Operation Fishbowl Operation Fishbowl was a series of high altitude nuclear tests in 1962 that were carried out by the United States as a part of the larger Operation Dominic nuclear test program. Array of rockets with instruments for making scientific measurements of high-altitude nuclear tests during liftoff preparations on Johnston Island Introduction The Operation Fishbowl nuclear tests were originally planned to be completed during the first half of 1962 with three tests named Bluegill, Starfish and Urraca. The first test attempt was delayed until June. Planning for Operation Fishbowl, as well as many other nuclear tests in the region, was begun rapidly in response to the sudden Soviet announcement on 30 August 1961 that they were ending a three-year moratorium on nuclear testing. The rapid planning of very complex operations necessitated many changes as the project progressed. All of the tests were to be launched on missiles from Johnston Island in the Pacific Ocean north of the equator. 1.
The State of Israel The State of Israel was formed on May 15 1948 as a Jewish state and a democratic republic. Over time it became one of the only two democracies in the Middle East, the other being Turkey. In the West – the Mediterranean Sea and the Gaza Strip; in the North – Lebanon and Syria; in the East – Jordan and the Palestinian Authority's autonomous territories; and in the South – Egypt and the Red Sea. Israel holds territories that it captured in 1967 from Syria (the Golan Heights), Jordan (the West Bank) and Egypt (Gaza). In certain sections of the West Bank, an autonomous Palestinian Authority was established. The state of Israel is republic, defined as a parliamentary democracy with proportional representation. Since the country's inception, no political party has achieved an absolute majority, thus making all of Israel's governments coalition governments. The Israeli president is chosen by the Knesset once every seven years. Israel is administratively divided into 6 districts and 14 provinces.

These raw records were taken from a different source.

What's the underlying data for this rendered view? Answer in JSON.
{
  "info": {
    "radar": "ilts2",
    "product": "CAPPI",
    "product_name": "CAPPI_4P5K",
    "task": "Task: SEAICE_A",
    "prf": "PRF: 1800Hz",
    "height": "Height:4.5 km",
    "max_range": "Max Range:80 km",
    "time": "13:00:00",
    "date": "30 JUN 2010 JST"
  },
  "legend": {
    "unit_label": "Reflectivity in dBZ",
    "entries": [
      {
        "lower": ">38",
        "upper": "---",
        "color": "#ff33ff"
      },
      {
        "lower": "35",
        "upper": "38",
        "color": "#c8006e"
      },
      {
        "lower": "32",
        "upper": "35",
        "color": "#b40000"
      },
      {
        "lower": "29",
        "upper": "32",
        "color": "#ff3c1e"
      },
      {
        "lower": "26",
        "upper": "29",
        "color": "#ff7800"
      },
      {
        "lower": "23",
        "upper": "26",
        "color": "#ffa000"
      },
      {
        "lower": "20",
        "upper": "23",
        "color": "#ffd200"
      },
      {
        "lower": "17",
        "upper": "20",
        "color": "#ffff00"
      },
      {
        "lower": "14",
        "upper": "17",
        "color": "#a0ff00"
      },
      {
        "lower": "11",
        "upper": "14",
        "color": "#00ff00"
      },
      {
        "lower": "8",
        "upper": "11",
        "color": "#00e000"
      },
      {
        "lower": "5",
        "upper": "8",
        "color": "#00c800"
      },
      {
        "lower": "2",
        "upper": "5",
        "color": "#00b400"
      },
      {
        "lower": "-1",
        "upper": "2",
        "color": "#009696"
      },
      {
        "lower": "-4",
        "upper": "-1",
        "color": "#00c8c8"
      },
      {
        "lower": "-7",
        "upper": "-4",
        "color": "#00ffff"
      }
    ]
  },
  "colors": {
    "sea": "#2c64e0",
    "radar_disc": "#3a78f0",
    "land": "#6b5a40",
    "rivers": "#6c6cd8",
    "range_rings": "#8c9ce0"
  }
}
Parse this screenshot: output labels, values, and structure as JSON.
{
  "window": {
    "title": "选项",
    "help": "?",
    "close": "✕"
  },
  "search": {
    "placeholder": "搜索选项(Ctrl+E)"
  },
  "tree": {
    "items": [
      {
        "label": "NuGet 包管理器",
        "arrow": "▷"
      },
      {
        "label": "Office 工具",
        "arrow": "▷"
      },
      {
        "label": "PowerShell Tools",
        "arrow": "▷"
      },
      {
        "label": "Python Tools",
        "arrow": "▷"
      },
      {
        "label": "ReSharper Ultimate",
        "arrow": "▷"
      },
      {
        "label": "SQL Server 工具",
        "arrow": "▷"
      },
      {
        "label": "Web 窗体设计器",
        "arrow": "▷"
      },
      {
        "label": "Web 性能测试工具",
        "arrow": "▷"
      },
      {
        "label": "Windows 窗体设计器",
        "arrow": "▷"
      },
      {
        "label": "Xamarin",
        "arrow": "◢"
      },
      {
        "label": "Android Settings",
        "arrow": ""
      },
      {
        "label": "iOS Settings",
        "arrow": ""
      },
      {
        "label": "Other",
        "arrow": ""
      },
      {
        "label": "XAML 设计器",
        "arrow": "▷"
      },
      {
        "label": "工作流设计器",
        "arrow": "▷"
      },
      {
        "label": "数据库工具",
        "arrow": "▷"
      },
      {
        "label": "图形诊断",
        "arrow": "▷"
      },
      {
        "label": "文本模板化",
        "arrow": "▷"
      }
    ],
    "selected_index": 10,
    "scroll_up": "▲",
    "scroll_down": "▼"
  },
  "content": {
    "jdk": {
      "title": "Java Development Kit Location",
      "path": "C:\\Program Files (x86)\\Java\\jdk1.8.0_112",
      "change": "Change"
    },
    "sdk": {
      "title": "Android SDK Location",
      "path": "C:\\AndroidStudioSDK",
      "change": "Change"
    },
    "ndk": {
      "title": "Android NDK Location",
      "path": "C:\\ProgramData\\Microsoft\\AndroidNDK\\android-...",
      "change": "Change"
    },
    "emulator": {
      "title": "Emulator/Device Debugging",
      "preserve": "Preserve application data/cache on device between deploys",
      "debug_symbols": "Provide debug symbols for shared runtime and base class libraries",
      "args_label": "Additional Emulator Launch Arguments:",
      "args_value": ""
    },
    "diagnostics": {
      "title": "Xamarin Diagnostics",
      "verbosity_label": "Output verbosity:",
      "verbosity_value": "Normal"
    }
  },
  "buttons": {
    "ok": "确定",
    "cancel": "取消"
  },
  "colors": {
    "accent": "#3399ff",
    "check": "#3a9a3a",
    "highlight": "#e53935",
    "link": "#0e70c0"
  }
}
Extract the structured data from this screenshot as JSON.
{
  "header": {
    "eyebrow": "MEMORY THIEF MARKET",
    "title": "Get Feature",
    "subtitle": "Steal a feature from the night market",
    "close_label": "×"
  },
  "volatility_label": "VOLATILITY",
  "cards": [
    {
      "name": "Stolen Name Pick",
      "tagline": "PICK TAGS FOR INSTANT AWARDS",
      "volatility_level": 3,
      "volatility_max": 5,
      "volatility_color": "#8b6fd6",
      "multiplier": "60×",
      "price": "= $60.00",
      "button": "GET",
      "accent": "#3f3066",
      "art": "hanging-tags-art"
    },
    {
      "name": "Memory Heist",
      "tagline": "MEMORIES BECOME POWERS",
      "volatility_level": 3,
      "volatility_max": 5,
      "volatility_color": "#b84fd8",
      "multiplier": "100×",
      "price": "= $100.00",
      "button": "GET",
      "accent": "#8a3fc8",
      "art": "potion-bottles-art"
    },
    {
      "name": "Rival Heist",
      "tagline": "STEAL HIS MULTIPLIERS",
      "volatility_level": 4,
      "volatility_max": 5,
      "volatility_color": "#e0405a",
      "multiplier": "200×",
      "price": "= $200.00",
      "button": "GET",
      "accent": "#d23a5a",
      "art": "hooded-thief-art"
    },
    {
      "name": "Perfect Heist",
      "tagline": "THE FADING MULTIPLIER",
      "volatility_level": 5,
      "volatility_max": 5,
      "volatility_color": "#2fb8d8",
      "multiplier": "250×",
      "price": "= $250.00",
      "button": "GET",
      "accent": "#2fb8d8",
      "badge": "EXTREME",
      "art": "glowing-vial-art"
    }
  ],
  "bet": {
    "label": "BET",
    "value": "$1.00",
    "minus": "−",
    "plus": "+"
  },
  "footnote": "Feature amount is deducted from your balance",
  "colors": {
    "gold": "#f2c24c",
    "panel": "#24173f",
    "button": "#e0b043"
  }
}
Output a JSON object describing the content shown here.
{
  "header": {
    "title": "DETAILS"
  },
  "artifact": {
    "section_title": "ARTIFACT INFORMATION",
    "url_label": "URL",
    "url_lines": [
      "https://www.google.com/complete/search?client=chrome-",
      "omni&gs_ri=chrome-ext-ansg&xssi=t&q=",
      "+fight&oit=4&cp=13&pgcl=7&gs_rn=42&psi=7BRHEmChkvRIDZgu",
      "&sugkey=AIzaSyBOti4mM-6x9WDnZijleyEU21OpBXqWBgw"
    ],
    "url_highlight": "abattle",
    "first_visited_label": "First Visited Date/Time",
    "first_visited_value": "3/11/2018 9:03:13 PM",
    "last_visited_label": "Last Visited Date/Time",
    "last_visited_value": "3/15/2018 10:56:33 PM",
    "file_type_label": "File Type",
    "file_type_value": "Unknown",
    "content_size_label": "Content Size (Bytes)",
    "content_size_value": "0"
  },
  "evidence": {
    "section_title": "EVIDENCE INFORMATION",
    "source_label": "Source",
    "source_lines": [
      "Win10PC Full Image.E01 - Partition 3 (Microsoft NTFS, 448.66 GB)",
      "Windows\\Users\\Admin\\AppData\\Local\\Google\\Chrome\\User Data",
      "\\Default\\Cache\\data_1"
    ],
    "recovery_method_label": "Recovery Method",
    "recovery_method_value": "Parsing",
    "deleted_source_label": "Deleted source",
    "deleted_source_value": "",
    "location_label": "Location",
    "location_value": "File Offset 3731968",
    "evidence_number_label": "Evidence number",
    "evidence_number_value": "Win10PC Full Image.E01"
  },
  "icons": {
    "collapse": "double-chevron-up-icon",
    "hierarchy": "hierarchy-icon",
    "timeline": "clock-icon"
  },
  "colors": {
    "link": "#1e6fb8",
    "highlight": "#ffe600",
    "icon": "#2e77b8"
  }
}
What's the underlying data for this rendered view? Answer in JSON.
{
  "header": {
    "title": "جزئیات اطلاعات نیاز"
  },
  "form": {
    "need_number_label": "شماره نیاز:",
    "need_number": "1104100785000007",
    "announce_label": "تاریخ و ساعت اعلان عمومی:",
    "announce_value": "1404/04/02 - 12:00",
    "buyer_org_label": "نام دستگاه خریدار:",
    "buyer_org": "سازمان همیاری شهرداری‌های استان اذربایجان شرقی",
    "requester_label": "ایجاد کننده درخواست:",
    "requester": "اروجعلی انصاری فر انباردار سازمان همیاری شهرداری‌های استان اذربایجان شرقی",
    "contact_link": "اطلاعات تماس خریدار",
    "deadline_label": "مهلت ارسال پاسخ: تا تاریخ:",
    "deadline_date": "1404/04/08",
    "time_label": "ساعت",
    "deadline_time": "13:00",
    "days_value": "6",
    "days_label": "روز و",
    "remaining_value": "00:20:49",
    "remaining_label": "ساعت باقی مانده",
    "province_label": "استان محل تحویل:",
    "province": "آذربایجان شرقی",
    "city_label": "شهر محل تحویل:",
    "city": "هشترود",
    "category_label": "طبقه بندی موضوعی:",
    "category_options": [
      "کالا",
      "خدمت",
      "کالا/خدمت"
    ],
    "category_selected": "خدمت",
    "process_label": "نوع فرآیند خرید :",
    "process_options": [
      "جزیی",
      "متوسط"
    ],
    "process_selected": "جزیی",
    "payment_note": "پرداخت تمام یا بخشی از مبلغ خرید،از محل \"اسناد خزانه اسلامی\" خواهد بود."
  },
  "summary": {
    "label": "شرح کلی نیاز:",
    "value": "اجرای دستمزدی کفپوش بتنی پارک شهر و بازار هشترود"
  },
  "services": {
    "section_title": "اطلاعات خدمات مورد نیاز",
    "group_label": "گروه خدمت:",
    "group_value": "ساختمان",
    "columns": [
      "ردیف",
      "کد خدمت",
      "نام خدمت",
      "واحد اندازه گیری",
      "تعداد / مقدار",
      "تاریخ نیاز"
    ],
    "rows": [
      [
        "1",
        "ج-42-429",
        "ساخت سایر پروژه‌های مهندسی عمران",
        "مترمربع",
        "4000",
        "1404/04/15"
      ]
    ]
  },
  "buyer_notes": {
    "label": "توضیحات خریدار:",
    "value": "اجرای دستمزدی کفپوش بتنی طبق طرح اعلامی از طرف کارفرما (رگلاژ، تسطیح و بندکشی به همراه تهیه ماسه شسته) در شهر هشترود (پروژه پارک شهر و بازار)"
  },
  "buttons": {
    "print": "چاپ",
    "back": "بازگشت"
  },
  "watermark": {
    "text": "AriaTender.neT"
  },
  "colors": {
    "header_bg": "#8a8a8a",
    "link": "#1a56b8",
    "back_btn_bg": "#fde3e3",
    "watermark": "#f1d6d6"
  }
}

Starfish Prime The flash created by the explosion as seen through heavy cloud cover from Honolulu 1,445 km away Starfish Prime was a high-altitude nuclear test conducted by the United States of America on July 9, 1962, a joint effort of the Atomic Energy Commission (AEC) and the Defense Atomic Support Agency (which became the Defense Nuclear Agency in 1971). Launched via a Thor rocket and carrying a W49 thermonuclear warhead (manufactured by Los Alamos Scientific Laboratory) and a Mk. 2 reentry vehicle, the explosion took place 250 miles (400 km) above a point 19 miles (31 km) southwest of Johnston Island in the Pacific Ocean. It was one of five tests conducted by the USA in outer space as defined by the FAI. Operation Fishbowl In 1958 the United States had completed six high-altitude nuclear tests, but the high-altitude tests of that year produced many unexpected results and raised many new questions. Explosion Another view of Starfish Prime through thin cloud, as seen from Honolulu